(Dataset rows describing interfaces)
▬▬▬▬▬▬▬▬▬▬

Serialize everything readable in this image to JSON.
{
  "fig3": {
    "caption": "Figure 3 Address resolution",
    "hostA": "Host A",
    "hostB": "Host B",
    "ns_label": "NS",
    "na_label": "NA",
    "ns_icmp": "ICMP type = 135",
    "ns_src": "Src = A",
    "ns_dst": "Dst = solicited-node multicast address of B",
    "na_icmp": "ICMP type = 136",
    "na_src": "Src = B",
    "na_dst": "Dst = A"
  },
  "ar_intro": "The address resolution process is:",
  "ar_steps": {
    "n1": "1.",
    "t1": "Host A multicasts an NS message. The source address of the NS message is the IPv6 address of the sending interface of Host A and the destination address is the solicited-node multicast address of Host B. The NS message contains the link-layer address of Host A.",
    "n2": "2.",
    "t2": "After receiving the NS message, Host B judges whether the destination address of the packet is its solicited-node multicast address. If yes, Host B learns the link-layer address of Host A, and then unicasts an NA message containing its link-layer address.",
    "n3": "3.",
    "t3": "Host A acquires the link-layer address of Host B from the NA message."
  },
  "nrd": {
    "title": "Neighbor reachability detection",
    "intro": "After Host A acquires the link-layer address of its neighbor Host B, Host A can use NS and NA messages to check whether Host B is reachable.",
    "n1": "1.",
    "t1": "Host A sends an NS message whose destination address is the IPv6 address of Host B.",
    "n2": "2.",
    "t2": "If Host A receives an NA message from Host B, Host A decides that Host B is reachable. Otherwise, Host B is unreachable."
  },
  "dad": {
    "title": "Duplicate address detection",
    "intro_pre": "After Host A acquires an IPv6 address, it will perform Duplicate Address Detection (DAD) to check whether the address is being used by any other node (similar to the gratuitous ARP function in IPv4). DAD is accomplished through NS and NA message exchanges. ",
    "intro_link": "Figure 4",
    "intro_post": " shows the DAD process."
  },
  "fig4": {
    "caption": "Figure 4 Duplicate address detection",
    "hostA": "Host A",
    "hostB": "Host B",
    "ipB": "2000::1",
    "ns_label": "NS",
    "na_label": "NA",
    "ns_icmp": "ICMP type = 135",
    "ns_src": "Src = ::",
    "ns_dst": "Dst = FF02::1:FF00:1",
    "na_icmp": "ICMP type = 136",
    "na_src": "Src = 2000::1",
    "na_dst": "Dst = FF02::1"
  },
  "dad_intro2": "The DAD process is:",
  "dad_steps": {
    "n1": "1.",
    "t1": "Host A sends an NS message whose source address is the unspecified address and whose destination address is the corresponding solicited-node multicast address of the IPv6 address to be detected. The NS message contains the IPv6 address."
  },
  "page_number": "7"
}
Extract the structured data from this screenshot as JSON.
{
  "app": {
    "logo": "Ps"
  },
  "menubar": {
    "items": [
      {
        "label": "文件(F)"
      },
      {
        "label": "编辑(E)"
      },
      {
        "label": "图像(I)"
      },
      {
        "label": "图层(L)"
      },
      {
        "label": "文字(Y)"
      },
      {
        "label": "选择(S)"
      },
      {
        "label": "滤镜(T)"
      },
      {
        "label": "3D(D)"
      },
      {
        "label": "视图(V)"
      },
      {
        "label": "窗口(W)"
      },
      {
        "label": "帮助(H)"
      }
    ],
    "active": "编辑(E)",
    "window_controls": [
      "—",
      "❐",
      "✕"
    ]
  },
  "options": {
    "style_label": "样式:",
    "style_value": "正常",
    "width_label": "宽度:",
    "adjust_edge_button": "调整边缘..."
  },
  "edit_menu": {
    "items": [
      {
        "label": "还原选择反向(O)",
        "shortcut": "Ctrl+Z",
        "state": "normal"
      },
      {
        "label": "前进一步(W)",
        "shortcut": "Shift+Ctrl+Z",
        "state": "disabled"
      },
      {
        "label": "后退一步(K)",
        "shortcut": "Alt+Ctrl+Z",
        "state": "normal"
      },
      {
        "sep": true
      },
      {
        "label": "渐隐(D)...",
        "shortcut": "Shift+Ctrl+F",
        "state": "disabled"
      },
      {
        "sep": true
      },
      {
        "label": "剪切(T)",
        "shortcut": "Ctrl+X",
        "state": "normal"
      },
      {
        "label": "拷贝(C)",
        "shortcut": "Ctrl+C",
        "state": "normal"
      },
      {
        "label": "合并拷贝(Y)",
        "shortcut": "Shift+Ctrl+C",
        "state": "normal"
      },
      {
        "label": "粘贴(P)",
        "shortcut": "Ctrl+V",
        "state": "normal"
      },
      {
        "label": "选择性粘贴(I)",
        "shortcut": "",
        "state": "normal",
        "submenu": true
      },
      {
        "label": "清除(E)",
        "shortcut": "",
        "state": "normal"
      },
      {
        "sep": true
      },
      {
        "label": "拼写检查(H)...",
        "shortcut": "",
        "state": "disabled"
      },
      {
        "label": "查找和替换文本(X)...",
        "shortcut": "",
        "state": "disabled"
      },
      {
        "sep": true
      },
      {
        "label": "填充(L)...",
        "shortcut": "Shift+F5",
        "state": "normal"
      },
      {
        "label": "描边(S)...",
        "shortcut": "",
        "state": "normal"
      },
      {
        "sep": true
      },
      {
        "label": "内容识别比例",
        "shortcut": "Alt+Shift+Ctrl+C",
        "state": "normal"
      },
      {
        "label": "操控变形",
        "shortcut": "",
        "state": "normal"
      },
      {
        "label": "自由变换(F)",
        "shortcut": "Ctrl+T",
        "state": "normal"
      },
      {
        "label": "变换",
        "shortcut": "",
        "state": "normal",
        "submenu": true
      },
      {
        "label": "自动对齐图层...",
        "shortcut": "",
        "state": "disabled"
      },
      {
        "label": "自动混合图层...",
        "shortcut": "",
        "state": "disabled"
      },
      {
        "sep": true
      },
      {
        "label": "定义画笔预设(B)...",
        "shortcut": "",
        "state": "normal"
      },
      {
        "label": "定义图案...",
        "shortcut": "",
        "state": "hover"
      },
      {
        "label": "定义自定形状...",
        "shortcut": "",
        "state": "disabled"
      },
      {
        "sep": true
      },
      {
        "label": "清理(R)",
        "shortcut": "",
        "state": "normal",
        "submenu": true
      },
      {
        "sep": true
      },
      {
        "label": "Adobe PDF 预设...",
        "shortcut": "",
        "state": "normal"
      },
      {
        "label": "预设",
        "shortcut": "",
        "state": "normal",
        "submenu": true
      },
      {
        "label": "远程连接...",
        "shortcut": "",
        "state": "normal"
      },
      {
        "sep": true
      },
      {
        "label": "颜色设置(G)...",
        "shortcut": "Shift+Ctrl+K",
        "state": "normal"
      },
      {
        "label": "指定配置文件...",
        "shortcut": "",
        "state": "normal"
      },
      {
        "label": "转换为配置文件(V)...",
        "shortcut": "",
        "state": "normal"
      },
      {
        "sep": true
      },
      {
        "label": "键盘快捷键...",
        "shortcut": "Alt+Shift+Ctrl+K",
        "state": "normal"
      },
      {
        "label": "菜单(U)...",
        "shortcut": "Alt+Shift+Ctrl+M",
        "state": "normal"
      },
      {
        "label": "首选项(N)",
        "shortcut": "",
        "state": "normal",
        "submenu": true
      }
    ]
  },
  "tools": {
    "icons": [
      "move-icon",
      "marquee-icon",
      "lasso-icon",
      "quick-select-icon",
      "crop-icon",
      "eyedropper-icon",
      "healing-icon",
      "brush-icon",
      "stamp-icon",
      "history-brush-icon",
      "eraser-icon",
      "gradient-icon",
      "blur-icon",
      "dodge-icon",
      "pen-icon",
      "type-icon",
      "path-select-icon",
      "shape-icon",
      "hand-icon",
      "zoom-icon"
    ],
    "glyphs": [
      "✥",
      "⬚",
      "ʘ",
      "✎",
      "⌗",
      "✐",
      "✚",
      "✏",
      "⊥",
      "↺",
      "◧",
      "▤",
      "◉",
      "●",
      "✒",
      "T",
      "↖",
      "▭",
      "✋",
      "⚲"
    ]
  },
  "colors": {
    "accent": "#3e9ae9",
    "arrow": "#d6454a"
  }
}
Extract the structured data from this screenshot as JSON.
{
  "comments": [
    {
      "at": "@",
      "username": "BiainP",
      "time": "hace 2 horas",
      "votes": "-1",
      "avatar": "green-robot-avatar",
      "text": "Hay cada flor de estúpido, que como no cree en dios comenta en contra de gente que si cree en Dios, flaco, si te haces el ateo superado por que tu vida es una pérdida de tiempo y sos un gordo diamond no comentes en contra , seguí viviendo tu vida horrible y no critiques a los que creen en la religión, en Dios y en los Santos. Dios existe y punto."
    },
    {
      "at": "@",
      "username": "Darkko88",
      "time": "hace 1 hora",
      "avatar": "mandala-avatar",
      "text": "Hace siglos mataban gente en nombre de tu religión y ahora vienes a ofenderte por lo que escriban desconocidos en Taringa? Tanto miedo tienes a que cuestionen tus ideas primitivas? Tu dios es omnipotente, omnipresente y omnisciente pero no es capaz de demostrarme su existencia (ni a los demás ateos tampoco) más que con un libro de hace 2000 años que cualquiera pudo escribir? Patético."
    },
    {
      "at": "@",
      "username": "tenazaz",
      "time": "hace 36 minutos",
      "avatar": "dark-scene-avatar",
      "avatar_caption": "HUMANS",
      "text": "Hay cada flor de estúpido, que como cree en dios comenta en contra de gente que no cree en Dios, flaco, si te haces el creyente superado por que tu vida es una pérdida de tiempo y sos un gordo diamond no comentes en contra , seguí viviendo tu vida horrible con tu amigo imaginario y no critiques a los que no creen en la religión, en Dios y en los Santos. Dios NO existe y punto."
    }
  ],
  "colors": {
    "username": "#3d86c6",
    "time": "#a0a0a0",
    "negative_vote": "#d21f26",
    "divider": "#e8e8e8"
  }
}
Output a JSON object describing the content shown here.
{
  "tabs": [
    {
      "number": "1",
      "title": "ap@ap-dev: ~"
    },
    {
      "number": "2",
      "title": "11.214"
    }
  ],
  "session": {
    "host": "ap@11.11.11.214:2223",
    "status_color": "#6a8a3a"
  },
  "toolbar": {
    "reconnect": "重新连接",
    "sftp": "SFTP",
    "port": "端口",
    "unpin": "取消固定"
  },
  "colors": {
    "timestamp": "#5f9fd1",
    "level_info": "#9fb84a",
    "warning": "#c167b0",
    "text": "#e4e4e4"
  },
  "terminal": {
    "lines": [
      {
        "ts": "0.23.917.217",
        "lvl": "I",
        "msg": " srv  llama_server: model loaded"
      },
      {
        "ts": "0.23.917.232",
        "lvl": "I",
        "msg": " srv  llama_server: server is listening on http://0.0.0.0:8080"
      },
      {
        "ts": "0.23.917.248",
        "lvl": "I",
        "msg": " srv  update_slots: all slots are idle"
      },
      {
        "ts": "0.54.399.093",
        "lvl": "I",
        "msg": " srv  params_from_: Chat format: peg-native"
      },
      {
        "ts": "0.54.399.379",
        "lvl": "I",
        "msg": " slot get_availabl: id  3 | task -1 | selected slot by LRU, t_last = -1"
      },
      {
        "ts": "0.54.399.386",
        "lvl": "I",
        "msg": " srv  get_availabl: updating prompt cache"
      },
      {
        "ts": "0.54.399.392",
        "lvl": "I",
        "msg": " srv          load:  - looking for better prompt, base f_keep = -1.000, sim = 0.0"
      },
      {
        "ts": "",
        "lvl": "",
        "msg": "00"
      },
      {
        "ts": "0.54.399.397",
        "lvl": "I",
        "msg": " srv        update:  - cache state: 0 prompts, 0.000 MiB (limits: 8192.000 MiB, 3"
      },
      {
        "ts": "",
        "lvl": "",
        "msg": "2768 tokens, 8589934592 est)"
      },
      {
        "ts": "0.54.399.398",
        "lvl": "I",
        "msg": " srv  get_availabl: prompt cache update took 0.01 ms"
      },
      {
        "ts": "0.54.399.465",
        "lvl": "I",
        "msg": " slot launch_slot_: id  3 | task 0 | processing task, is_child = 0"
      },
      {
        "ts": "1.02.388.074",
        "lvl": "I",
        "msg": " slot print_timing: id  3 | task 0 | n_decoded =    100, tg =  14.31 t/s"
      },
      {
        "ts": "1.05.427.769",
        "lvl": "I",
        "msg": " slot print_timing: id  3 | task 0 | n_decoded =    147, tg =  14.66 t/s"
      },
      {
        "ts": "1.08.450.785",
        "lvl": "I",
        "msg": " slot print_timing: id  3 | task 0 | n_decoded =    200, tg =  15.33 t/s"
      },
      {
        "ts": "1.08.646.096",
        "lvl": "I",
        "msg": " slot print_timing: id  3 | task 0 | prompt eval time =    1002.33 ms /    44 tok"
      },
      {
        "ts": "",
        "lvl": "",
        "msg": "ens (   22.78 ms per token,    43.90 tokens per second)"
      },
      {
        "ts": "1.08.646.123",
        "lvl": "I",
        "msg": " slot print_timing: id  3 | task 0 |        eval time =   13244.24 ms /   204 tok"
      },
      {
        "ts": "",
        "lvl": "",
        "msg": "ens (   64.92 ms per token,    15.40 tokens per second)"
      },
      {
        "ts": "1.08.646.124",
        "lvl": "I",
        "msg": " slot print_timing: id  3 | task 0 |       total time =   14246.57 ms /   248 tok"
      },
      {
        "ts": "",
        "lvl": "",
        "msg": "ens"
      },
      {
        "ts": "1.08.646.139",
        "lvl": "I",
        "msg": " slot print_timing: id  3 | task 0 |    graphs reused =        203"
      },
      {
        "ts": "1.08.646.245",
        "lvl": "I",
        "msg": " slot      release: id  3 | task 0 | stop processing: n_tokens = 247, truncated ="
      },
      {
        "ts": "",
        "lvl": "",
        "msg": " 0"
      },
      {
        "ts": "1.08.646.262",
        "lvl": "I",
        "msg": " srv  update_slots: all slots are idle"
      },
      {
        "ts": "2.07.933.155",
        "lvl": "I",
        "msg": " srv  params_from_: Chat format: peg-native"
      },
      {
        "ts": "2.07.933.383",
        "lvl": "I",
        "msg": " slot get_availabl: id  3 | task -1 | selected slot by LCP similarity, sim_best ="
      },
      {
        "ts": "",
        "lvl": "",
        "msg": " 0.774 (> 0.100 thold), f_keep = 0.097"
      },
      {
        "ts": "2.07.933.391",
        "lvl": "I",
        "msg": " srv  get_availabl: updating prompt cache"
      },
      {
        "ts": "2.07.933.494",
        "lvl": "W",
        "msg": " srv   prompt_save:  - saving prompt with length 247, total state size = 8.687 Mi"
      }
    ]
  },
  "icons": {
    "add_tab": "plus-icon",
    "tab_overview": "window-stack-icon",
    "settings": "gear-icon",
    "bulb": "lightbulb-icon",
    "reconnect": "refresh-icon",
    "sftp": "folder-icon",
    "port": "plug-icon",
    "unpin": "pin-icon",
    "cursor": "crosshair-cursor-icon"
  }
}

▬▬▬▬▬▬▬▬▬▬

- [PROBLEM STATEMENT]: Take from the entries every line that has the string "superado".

- [SOLUTION]:
      "text": "Hay cada flor de estúpido, que como no cree en dios comenta en contra de gente que si cree en Dios, flaco, si te haces el ateo superado por que tu vida es una pérdida de tiempo y sos un gordo diamond no comentes en contra , seguí viviendo tu vida horrible y no critiques a los que creen en la religión, en Dios y en los Santos. Dios existe y punto."
      "text": "Hay cada flor de estúpido, que como cree en dios comenta en contra de gente que no cree en Dios, flaco, si te haces el creyente superado por que tu vida es una pérdida de tiempo y sos un gordo diamond no comentes en contra , seguí viviendo tu vida horrible con tu amigo imaginario y no critiques a los que no creen en la religión, en Dios y en los Santos. Dios NO existe y punto."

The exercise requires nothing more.